Directed by gay Irving Rapper its certainly a timeless favourite, as good as my other two favourite Bette's: THE GREAT LIE (where we have nice Bette with superbitch Mary Astor) and OLD ACQUAINTANCE with Bette at her most brittle with that fabulous apartment (with devoted housekeeper) in wartime New York, and her on-going rivalry with flouncy Miriam Hopkins. Noble Bette sends away Miriam's husband - the man she loves - and then has a silver streak in her hair for the later third act.

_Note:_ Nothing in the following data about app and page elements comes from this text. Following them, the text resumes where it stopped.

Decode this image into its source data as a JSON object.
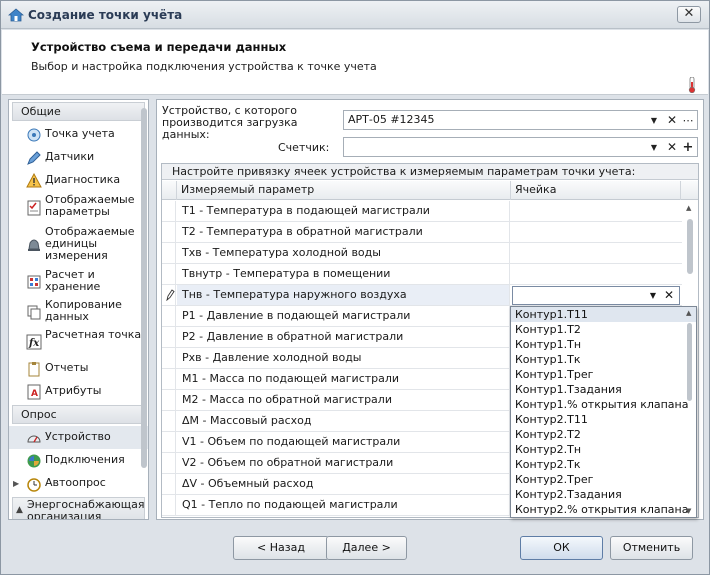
{
  "window": {
    "title": "Создание точки учёта",
    "close_label": "✕"
  },
  "header": {
    "title": "Устройство съема и передачи данных",
    "subtitle": "Выбор и настройка подключения устройства к точке учета"
  },
  "nav": {
    "groups": [
      {
        "label": "Общие",
        "items": [
          {
            "label": "Точка учета",
            "icon": "location-icon"
          },
          {
            "label": "Датчики",
            "icon": "pencil-icon"
          },
          {
            "label": "Диагностика",
            "icon": "warning-icon"
          },
          {
            "label": "Отображаемые параметры",
            "icon": "checklist-icon"
          },
          {
            "label": "Отображаемые единицы измерения",
            "icon": "bell-icon"
          },
          {
            "label": "Расчет и хранение",
            "icon": "calculator-icon"
          },
          {
            "label": "Копирование данных",
            "icon": "copy-icon"
          },
          {
            "label": "Расчетная точка",
            "icon": "function-icon"
          },
          {
            "label": "Отчеты",
            "icon": "clipboard-icon"
          },
          {
            "label": "Атрибуты",
            "icon": "attributes-icon"
          }
        ]
      },
      {
        "label": "Опрос",
        "items": [
          {
            "label": "Устройство",
            "icon": "gauge-icon",
            "selected": true
          },
          {
            "label": "Подключения",
            "icon": "connections-icon"
          },
          {
            "label": "Автоопрос",
            "icon": "clock-icon"
          }
        ]
      },
      {
        "label": "Энергоснабжающая организация",
        "items": []
      }
    ]
  },
  "device": {
    "label": "Устройство, с которого производится загрузка данных:",
    "value": "АРТ-05 #12345",
    "counter_label": "Счетчик:",
    "counter_value": ""
  },
  "grid": {
    "caption": "Настройте привязку ячеек устройства к измеряемым параметрам точки учета:",
    "col_param": "Измеряемый параметр",
    "col_cell": "Ячейка",
    "rows": [
      "T1 - Температура в подающей магистрали",
      "T2 - Температура в обратной магистрали",
      "Тхв - Температура холодной воды",
      "Твнутр - Температура в помещении",
      "Тнв - Температура наружного воздуха",
      "P1 - Давление в подающей магистрали",
      "P2 - Давление в обратной магистрали",
      "Рхв - Давление холодной воды",
      "M1 - Масса по подающей магистрали",
      "M2 - Масса по обратной магистрали",
      "ΔM - Массовый расход",
      "V1 - Объем по подающей магистрали",
      "V2 - Объем по обратной магистрали",
      "ΔV - Объемный расход",
      "Q1 - Тепло по подающей магистрали"
    ],
    "active_row": 4
  },
  "dropdown": {
    "items": [
      "Контур1.Т11",
      "Контур1.Т2",
      "Контур1.Тн",
      "Контур1.Тк",
      "Контур1.Трег",
      "Контур1.Тзадания",
      "Контур1.% открытия клапана",
      "Контур2.Т11",
      "Контур2.Т2",
      "Контур2.Тн",
      "Контур2.Тк",
      "Контур2.Трег",
      "Контур2.Тзадания",
      "Контур2.% открытия клапана"
    ],
    "highlighted": 0
  },
  "footer": {
    "back": "< Назад",
    "next": "Далее >",
    "ok": "ОК",
    "cancel": "Отменить"
  }
}
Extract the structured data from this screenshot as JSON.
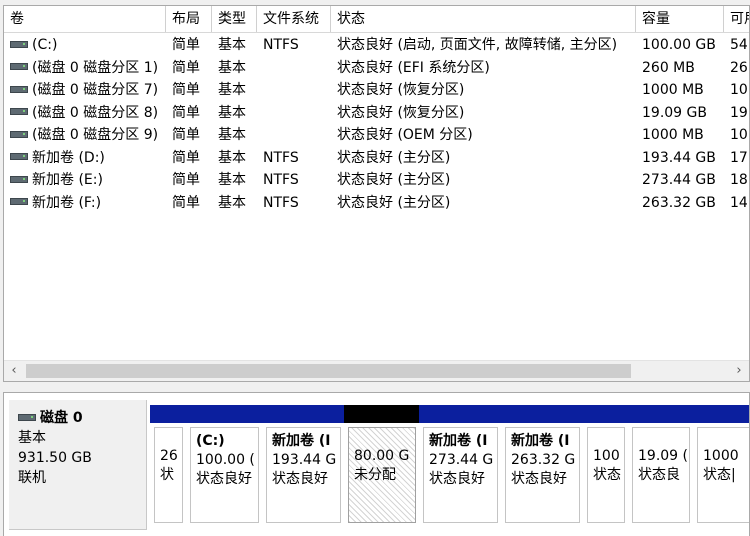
{
  "columns": [
    "卷",
    "布局",
    "类型",
    "文件系统",
    "状态",
    "容量",
    "可用"
  ],
  "volumes": [
    {
      "name": "(C:)",
      "layout": "简单",
      "type": "基本",
      "fs": "NTFS",
      "status": "状态良好 (启动, 页面文件, 故障转储, 主分区)",
      "capacity": "100.00 GB",
      "free": "54"
    },
    {
      "name": "(磁盘 0 磁盘分区 1)",
      "layout": "简单",
      "type": "基本",
      "fs": "",
      "status": "状态良好 (EFI 系统分区)",
      "capacity": "260 MB",
      "free": "26"
    },
    {
      "name": "(磁盘 0 磁盘分区 7)",
      "layout": "简单",
      "type": "基本",
      "fs": "",
      "status": "状态良好 (恢复分区)",
      "capacity": "1000 MB",
      "free": "10"
    },
    {
      "name": "(磁盘 0 磁盘分区 8)",
      "layout": "简单",
      "type": "基本",
      "fs": "",
      "status": "状态良好 (恢复分区)",
      "capacity": "19.09 GB",
      "free": "19"
    },
    {
      "name": "(磁盘 0 磁盘分区 9)",
      "layout": "简单",
      "type": "基本",
      "fs": "",
      "status": "状态良好 (OEM 分区)",
      "capacity": "1000 MB",
      "free": "10"
    },
    {
      "name": "新加卷 (D:)",
      "layout": "简单",
      "type": "基本",
      "fs": "NTFS",
      "status": "状态良好 (主分区)",
      "capacity": "193.44 GB",
      "free": "17"
    },
    {
      "name": "新加卷 (E:)",
      "layout": "简单",
      "type": "基本",
      "fs": "NTFS",
      "status": "状态良好 (主分区)",
      "capacity": "273.44 GB",
      "free": "18"
    },
    {
      "name": "新加卷 (F:)",
      "layout": "简单",
      "type": "基本",
      "fs": "NTFS",
      "status": "状态良好 (主分区)",
      "capacity": "263.32 GB",
      "free": "14"
    }
  ],
  "scroll": {
    "left_arrow": "‹",
    "right_arrow": "›"
  },
  "disk": {
    "name": "磁盘 0",
    "type": "基本",
    "size": "931.50 GB",
    "state": "联机"
  },
  "partitions": [
    {
      "lines": [
        "26",
        "状"
      ],
      "bold_first": false,
      "unallocated": false
    },
    {
      "lines": [
        "(C:)",
        "100.00 (",
        "状态良好"
      ],
      "bold_first": true,
      "unallocated": false
    },
    {
      "lines": [
        "新加卷 (I",
        "193.44 G",
        "状态良好"
      ],
      "bold_first": true,
      "unallocated": false
    },
    {
      "lines": [
        "80.00 G",
        "未分配"
      ],
      "bold_first": false,
      "unallocated": true
    },
    {
      "lines": [
        "新加卷 (I",
        "273.44 G",
        "状态良好"
      ],
      "bold_first": true,
      "unallocated": false
    },
    {
      "lines": [
        "新加卷 (I",
        "263.32 G",
        "状态良好"
      ],
      "bold_first": true,
      "unallocated": false
    },
    {
      "lines": [
        "100",
        "状态"
      ],
      "bold_first": false,
      "unallocated": false
    },
    {
      "lines": [
        "19.09 (",
        "状态良"
      ],
      "bold_first": false,
      "unallocated": false
    },
    {
      "lines": [
        "1000",
        "状态|"
      ],
      "bold_first": false,
      "unallocated": false
    }
  ],
  "colors": {
    "partition_bar": "#0b1f9e",
    "unallocated_bar": "#000000"
  }
}
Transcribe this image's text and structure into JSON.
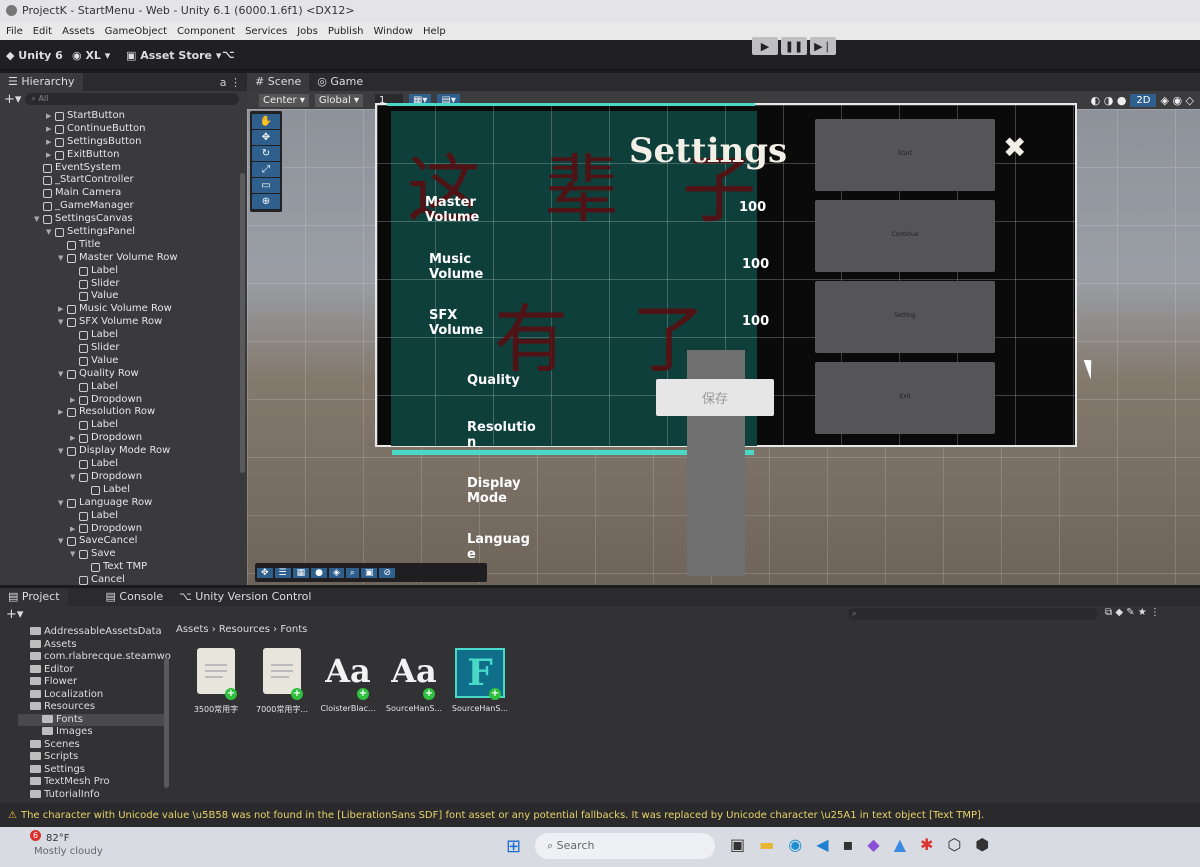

My other particular '40s favourite is David Lean's THIS HAPPY BREED, as scripted by Noel Coward: his paen to the British spirit during wartime as we focus on ordinary working class folk, the Gibbons family - Frank and Ethel, together with daughter Queenie and son Reg, mother in law and spinster sister Sylvia. It follows the era between the wars as the Gibbons move to a new house in Clapham, the period detail is perfect as we follow their family life, its joys and pain. We focus on Queenie, the wayward daughter, who spurns the stifling nature of conventionality, and flees. Perhaps Coward writing as a closeted gay man in the '40s saw Queenie as a substitute gay man: forever sniping at the others and being dissatisfied with suburbia, until she runs off with an unsuitable man and is estranged from the family for years, as the mother will not forgive her. Finally decent John Mills brings her home,having married her and Queenie redeems herself and is accepted back into the fold. Its a superior tear-jerker, with great comedy moments by Amy Vaness as grumpy mother-in-law forever bickering with Alison Legatt's Sylvia. Needless to say Celia Johnson is superlative as ever as Ethel - its as good a performance as hers in BRIEF ENCOUNTER. Kay Walsh of course is also perfect as Queenie. Like THE WAY TO THE STARS its a perfect entertainment for wartime Britain.